If you’ve accidentally added a user to the admin group or any of the other groups on a multiple user system in Ubuntu, then deleting them from it without loosing their account is actually fairly easy. The problem comes from how easy it is to delete the actual user in the process. Care should be taken before entering any of the following commands. While there are ways to undo actions taken here, it’s very difficult if a user gets deleted.
Some system administrators have suggested adding an octothorpe mark (#) before any of these commands. This effectively comments them out, so bash will throw them out if you accidentally push enter before properly typing them. For instance, if you typed #deluser bobby and pushed enter, then nothing would actually happen. Once you’re sure that you have the command properly entered, then you can push the home key, delete the octothorpe mark and push enter.
Method 1: Using deluser to Remove the Group Association
Some system administrators, especially those who previously worked with one of the various BSD distributions, recommended editing the file as root. This is possible to do, but if you make any errors while editing the file you can make the system quite unstable. This is especially true if you make a mistake in regards to the admin group itself. While we will demonstrate how this should be done, using the deluser command is considered a safer option in many cases.
From the CLI prompt, which can be either in a graphical terminal or from a virtual console, type the command deluser userName groupName, replacing userName with the name of the user you want to remove the association of and groupName with the name of the group you want to remove the user from. This command will remove the specified user from the group in question, though at the risk of committing an error of omission, it’s best to login in again to view the effect. This will not delete the user itself nor the group, but rather only the association of the two.
Be very careful when entering this command, since if you type in a user name and push enter before typing in a group name you will actually delete the user completely. This is where the trick involving an octothorpe comes in handy, and you may wish to apply this any time that you’re editing group policies in Ubuntu, since it can be quite helpful. Say you had wanted to remove a user named billy from the admin group. The command would be as simple as deluser billy admin if you had administrative privileges. Since Ubuntu hashes out the root user, you may actually be running from something other than an elevated shell. If this is the case, then you can instead use sudo deluser billy admin for the same. In either case, though, you’re risking a typo.
If you were to type #deluser billy admin and then push enter, then nothing will happen. You’re forced to look over the command before removing the octothorpe from the beginning of the line. While this might not seem like much to those who are uninitiated, you usually have to issue these commands while doing something unrelated as you might realize that you made some sort of mistake or found that someone had too high of privileges. It’s very easy in that sort of situation to remove an entire user from the system.
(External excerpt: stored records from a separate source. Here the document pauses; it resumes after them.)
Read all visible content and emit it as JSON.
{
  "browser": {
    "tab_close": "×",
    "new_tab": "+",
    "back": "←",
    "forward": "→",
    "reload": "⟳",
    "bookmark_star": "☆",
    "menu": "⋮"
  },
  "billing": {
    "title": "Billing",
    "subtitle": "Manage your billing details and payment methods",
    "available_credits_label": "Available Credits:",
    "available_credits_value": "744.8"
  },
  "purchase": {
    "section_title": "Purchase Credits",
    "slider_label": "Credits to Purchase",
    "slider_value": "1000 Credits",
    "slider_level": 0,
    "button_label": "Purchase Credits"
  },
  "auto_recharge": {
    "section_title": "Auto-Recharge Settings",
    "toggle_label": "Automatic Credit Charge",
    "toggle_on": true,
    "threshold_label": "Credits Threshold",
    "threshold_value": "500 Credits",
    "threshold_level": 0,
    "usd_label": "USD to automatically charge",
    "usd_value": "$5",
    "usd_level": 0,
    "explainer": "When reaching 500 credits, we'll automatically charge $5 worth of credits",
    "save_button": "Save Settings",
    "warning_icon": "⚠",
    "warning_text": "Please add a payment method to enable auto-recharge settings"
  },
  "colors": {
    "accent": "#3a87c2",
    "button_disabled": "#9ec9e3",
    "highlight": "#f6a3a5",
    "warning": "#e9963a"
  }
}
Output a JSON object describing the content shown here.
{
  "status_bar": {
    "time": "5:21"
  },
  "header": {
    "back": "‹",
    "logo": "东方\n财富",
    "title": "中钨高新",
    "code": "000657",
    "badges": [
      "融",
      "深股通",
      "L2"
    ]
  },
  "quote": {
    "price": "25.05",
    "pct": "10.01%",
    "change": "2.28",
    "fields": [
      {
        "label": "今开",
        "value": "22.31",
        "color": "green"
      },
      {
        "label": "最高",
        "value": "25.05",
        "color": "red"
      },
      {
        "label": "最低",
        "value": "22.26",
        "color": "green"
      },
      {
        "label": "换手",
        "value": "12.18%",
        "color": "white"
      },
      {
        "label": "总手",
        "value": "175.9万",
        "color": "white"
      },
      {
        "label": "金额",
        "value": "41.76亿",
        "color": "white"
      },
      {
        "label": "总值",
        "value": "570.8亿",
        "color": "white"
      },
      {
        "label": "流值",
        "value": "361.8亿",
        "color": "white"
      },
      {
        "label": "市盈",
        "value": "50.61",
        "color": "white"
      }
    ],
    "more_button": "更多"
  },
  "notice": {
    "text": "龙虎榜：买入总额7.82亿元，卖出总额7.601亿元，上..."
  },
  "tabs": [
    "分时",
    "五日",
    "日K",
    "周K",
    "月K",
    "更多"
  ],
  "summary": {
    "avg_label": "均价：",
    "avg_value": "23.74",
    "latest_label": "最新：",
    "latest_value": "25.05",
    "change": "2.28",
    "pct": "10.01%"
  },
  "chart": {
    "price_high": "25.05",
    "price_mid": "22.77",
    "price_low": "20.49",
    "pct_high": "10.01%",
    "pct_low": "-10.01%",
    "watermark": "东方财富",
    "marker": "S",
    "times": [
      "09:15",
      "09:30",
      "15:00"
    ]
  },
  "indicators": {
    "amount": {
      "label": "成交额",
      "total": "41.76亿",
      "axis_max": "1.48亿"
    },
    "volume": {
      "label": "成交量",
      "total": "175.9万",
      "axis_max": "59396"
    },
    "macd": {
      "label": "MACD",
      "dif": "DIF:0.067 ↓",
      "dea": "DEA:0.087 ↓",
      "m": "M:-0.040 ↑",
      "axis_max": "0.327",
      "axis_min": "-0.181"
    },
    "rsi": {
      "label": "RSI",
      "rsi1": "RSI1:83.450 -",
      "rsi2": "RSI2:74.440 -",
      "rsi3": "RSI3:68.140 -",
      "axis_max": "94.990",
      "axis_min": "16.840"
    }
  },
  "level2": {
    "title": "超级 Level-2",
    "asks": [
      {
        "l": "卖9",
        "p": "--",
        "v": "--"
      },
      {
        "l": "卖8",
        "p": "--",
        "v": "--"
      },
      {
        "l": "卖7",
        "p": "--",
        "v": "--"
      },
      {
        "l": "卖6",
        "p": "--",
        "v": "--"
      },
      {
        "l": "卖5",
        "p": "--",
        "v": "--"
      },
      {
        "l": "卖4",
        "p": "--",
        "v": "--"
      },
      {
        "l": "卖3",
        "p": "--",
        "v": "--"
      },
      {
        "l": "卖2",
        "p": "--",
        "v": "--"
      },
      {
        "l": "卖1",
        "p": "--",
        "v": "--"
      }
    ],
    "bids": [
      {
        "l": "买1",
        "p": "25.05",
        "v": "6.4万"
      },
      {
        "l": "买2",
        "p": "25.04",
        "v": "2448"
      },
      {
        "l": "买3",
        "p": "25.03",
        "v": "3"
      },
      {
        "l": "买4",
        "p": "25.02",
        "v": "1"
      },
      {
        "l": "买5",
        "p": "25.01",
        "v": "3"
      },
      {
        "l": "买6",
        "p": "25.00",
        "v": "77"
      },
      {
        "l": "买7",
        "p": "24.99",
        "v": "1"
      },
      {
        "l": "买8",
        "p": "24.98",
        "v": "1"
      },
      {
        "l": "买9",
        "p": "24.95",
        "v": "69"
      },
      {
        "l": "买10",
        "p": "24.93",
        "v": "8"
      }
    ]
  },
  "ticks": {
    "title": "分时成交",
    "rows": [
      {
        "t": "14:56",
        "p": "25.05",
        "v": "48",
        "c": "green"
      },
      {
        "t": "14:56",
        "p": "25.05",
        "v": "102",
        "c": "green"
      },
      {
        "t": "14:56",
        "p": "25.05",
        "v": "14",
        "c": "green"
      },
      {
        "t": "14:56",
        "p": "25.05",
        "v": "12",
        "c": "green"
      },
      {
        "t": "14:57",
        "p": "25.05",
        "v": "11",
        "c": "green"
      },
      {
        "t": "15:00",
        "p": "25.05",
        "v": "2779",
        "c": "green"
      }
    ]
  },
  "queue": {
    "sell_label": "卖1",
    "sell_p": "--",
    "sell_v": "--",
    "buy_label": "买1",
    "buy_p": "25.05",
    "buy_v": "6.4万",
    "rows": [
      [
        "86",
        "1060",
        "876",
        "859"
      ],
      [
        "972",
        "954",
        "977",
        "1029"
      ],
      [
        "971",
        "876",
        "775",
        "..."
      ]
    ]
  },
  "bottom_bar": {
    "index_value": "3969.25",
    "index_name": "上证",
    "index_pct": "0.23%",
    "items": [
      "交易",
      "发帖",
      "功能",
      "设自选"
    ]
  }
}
This trick prevents this from happening even if you happen to be working on many different things at once, which is particularly true of implementations of the Ubuntu server architecture where you’re more likely to find multiple groups. In those situations, you have nothing but a virtual console to work with.
If you want to actually edit the file, then you shouldn’t type sudo nano and push enter like you might have been thinking. While Ubuntu will actually allow this command, it’s a bad idea in the same way that editing the sudo configuration file is a bad idea. Type sudo vipw -g and then enter your administration password to open up the file in a text editor. While the name of the command dates to a time when vi was essentially the only rational choice for a Unix text editor, Ubuntu actually defaults to nano on a majority of systems. If you have vi, emacs or something else configured as your default terminal text editor, however, then it will instead default to this.
While it was at one point technically a different command, Ubuntu also provides the vigr command as a symbolic link to vipw, which means you can use sudo vigr -g instead if you’re more used to editing the file in this manner. You can now locate the line that indicates the assignment to a specific group that your user account has and remove it. Don’t remove the entire line. Locate the admin group, or whatever other group is in question, and merely remove the user name and the trailing comma before it. Once you’re satisfied with your changes, which you should look over more than once, hold down Ctrl and push O to save it in nano, or push Esc and then type :wq if you happened instead to load up the vi editor. You could theoretically edit it with a graphical text editor as well, but this isn’t recommended.
Once again, you’ll probably need to either logout or even restart the system to make it take full effect on smaller systems, but if the other user attempts to log in immediately after you’ve made these changes, then they should already come into play, even if you’re running an implementation of Ubuntu Server with dozens of different home directories. Users who are currently logged in, however, will continue to operate with their previous privileges until they exit their session.